I really, really think He did it. The fallout's going to be immense, and fans around the world will bemoan the loss of His narrative of survivor turned champion turned philanthropist.
But I read His public story as the epitome of American tragedy: damaged child ascends to greatness and then falls. His hamartia is our own: an insatiable desire for victory and an evident willingness to exploit other people in order to win.
Floyd is Iago. Or Creon. Yes, he lied. Yes, he cheated. His treatment of LeMond was despicable and evil. But I believe his stories. I believe the Andreus' story. And the soigneur's. And the lab in France that found EPO in His urine. And many of the countless accusations. Why would so many people make so many claims about Him doping if some of them weren't true? Because He was the best? Because He was an American who dominated a European sport?
Why not because they're true? Why believe the word of one man when so many others have accused him? Because he's done so much good in the world? I don't deny the saintliness of his works. But they don't excuse him of cheating and lying about it.
All the other champions of his era have been caught: Ulrich. Pantani. Basso. Beloki. Many of his domestiques have been caught: Heras. Landis.
I love cycling becasue of his success. I've cheered him on television and in person. We even met once, when he was kind to my daughter and expressed condolence for my cancer-stricken friend. But I love the sport more than him. It's bigger than him. It'll survive him.
Maybe naivete is MY hamartia. But I believe that the truth will be good. For Him. For the sport. I believe we can have sport without drugs, without cheating, without questions.
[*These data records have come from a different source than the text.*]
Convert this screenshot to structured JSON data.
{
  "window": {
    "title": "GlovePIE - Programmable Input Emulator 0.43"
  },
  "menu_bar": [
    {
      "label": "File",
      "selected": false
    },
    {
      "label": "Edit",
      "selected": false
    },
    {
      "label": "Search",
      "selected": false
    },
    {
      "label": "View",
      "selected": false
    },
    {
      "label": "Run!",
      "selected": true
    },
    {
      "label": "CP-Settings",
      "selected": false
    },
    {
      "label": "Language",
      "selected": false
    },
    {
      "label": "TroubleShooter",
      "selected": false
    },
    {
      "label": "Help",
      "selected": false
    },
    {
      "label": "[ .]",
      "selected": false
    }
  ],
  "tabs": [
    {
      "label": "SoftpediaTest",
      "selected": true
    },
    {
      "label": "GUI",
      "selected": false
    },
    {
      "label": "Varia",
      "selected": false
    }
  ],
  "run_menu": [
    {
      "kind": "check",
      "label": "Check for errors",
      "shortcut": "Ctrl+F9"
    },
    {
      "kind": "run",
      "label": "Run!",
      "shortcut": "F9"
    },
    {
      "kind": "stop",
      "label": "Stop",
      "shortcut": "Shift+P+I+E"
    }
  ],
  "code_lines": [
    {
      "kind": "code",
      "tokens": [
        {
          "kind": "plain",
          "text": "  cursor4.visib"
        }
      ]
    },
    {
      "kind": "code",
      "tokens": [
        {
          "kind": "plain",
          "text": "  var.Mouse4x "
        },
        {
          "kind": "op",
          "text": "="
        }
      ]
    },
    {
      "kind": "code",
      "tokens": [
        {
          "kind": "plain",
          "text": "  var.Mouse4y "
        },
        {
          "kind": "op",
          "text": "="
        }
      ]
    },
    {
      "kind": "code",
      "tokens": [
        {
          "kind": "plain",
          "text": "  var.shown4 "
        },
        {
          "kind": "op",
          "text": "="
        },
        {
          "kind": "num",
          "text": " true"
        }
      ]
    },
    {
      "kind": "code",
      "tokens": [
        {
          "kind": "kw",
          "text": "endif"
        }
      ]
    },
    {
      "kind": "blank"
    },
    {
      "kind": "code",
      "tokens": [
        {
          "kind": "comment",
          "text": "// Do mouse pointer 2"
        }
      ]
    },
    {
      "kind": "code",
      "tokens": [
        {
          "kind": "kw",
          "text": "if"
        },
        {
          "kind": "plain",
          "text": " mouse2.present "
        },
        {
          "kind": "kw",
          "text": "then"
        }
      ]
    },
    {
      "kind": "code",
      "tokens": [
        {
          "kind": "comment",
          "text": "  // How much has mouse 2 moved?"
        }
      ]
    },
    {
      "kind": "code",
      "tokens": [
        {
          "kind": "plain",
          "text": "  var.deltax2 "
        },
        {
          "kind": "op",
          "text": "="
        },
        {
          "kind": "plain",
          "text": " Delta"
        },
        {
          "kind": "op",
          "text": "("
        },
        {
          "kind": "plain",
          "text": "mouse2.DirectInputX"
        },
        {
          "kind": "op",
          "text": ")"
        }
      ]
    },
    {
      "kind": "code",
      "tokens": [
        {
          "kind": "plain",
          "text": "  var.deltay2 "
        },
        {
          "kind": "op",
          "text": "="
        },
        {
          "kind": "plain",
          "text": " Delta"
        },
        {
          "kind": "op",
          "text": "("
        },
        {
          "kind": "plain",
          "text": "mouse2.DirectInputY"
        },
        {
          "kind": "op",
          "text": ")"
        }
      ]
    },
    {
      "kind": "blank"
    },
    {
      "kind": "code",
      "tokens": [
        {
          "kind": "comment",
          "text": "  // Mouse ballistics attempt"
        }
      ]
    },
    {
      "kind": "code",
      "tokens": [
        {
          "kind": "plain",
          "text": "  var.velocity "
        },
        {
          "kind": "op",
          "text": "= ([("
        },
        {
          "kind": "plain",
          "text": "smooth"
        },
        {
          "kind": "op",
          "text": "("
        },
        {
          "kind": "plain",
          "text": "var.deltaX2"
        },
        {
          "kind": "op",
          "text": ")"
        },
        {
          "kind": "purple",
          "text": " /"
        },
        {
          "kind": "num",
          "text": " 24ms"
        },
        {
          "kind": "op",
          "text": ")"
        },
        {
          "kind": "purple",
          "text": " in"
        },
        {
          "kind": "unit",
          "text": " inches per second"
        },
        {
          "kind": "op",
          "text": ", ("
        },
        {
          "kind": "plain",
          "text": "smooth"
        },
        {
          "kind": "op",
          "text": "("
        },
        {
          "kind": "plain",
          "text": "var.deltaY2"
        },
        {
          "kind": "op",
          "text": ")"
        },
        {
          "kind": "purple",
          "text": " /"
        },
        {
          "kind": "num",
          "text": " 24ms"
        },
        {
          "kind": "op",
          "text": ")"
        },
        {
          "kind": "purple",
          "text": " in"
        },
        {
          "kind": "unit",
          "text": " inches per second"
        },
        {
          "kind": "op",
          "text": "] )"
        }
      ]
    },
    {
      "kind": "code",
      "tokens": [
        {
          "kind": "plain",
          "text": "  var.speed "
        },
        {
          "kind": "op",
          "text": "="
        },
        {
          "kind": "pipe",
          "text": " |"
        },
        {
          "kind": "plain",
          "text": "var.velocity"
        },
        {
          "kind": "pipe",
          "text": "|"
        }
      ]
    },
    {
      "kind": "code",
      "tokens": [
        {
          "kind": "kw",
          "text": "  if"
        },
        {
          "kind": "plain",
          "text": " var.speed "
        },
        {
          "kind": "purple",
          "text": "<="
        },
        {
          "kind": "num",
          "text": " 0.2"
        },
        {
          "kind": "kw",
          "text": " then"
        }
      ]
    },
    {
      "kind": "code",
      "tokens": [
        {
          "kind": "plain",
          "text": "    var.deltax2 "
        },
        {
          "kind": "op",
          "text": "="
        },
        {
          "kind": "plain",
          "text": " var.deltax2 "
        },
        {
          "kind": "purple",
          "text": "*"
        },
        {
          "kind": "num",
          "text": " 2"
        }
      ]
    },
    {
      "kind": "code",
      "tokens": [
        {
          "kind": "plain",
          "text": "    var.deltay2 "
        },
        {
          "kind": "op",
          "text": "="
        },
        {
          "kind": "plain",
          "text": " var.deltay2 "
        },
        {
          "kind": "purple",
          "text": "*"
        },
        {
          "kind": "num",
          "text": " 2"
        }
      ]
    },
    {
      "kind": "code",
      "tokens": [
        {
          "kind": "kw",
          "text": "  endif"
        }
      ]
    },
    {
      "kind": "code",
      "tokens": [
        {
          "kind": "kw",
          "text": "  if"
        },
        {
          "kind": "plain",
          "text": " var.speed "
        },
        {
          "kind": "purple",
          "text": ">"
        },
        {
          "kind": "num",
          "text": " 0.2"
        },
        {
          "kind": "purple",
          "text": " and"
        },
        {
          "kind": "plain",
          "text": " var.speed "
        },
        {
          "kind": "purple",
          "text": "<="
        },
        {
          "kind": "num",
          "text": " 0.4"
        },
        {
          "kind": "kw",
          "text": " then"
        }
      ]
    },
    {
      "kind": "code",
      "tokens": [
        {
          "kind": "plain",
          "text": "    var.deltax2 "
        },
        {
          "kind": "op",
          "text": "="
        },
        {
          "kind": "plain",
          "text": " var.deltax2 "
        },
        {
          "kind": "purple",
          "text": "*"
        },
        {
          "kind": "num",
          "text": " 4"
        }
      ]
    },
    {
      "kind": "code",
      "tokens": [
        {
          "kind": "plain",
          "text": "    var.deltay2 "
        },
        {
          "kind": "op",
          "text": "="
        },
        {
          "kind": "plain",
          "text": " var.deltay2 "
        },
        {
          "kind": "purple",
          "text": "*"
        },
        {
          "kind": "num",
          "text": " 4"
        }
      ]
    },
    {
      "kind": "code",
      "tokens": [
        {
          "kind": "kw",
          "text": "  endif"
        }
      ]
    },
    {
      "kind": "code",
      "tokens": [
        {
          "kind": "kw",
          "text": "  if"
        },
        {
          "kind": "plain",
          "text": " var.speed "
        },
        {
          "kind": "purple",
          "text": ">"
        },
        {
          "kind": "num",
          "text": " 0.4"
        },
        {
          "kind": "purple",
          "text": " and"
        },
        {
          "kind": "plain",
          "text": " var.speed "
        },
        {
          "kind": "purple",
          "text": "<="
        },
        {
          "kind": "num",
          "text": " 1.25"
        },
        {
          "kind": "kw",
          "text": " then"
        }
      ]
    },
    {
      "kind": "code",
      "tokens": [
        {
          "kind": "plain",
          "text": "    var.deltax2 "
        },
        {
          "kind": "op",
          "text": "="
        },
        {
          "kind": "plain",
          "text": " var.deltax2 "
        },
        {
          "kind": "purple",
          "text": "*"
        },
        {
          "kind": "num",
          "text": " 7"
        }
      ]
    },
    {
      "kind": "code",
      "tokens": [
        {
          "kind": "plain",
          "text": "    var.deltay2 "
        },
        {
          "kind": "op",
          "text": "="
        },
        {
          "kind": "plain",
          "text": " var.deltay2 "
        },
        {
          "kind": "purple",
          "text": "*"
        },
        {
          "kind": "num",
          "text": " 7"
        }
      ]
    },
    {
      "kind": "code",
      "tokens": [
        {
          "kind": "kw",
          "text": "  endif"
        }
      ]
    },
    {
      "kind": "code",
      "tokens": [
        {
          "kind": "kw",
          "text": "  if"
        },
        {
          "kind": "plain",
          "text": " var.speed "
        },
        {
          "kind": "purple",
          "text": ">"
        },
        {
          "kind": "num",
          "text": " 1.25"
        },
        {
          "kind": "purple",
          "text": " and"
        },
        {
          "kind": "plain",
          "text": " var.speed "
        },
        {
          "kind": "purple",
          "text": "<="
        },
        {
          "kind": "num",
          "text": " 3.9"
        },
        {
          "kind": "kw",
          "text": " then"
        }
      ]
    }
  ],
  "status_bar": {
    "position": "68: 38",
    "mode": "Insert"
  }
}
A sport that congeals suffering and landscape and proximity and transforms it into poetry. Into art.
But not tragedy.